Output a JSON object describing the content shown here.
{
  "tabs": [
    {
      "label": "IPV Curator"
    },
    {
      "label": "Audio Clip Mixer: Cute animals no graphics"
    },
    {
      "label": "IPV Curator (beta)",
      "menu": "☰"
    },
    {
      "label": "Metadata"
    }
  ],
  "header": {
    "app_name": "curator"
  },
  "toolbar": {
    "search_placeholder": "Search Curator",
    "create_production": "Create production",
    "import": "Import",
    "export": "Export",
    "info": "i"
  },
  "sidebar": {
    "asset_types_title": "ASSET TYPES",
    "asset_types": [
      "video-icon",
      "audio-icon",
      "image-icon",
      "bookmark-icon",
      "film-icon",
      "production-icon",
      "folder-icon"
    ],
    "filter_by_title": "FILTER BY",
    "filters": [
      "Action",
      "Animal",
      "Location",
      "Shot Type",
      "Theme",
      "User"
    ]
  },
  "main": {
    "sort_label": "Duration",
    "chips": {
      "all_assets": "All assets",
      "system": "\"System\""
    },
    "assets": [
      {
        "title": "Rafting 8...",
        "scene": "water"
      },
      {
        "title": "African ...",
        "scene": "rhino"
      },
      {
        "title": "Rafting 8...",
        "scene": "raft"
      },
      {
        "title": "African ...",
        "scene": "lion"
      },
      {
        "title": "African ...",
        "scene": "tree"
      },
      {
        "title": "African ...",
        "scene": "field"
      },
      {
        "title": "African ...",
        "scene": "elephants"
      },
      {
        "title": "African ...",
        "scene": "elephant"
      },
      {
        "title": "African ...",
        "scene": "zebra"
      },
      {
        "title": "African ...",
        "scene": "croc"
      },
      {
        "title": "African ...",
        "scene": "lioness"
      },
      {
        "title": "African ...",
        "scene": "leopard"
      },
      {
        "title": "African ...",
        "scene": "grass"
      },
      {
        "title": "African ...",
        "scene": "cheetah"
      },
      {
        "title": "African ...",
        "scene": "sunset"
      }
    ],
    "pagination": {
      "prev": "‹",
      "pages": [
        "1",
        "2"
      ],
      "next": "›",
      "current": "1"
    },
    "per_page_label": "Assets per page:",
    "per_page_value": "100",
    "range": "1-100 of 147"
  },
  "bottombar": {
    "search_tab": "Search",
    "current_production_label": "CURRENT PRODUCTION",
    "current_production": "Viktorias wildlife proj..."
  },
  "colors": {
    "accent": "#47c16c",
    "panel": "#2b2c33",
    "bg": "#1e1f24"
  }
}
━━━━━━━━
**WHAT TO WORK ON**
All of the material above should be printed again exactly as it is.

**OUTPUT FOR THIS TASK**
Output a JSON object describing the content shown here.
{
  "tabs": [
    {
      "label": "IPV Curator"
    },
    {
      "label": "Audio Clip Mixer: Cute animals no graphics"
    },
    {
      "label": "IPV Curator (beta)",
      "menu": "☰"
    },
    {
      "label": "Metadata"
    }
  ],
  "header": {
    "app_name": "curator"
  },
  "toolbar": {
    "search_placeholder": "Search Curator",
    "create_production": "Create production",
    "import": "Import",
    "export": "Export",
    "info": "i"
  },
  "sidebar": {
    "asset_types_title": "ASSET TYPES",
    "asset_types": [
      "video-icon",
      "audio-icon",
      "image-icon",
      "bookmark-icon",
      "film-icon",
      "production-icon",
      "folder-icon"
    ],
    "filter_by_title": "FILTER BY",
    "filters": [
      "Action",
      "Animal",
      "Location",
      "Shot Type",
      "Theme",
      "User"
    ]
  },
  "main": {
    "sort_label": "Duration",
    "chips": {
      "all_assets": "All assets",
      "system": "\"System\""
    },
    "assets": [
      {
        "title": "Rafting 8...",
        "scene": "water"
      },
      {
        "title": "African ...",
        "scene": "rhino"
      },
      {
        "title": "Rafting 8...",
        "scene": "raft"
      },
      {
        "title": "African ...",
        "scene": "lion"
      },
      {
        "title": "African ...",
        "scene": "tree"
      },
      {
        "title": "African ...",
        "scene": "field"
      },
      {
        "title": "African ...",
        "scene": "elephants"
      },
      {
        "title": "African ...",
        "scene": "elephant"
      },
      {
        "title": "African ...",
        "scene": "zebra"
      },
      {
        "title": "African ...",
        "scene": "croc"
      },
      {
        "title": "African ...",
        "scene": "lioness"
      },
      {
        "title": "African ...",
        "scene": "leopard"
      },
      {
        "title": "African ...",
        "scene": "grass"
      },
      {
        "title": "African ...",
        "scene": "cheetah"
      },
      {
        "title": "African ...",
        "scene": "sunset"
      }
    ],
    "pagination": {
      "prev": "‹",
      "pages": [
        "1",
        "2"
      ],
      "next": "›",
      "current": "1"
    },
    "per_page_label": "Assets per page:",
    "per_page_value": "100",
    "range": "1-100 of 147"
  },
  "bottombar": {
    "search_tab": "Search",
    "current_production_label": "CURRENT PRODUCTION",
    "current_production": "Viktorias wildlife proj..."
  },
  "colors": {
    "accent": "#47c16c",
    "panel": "#2b2c33",
    "bg": "#1e1f24"
  }
}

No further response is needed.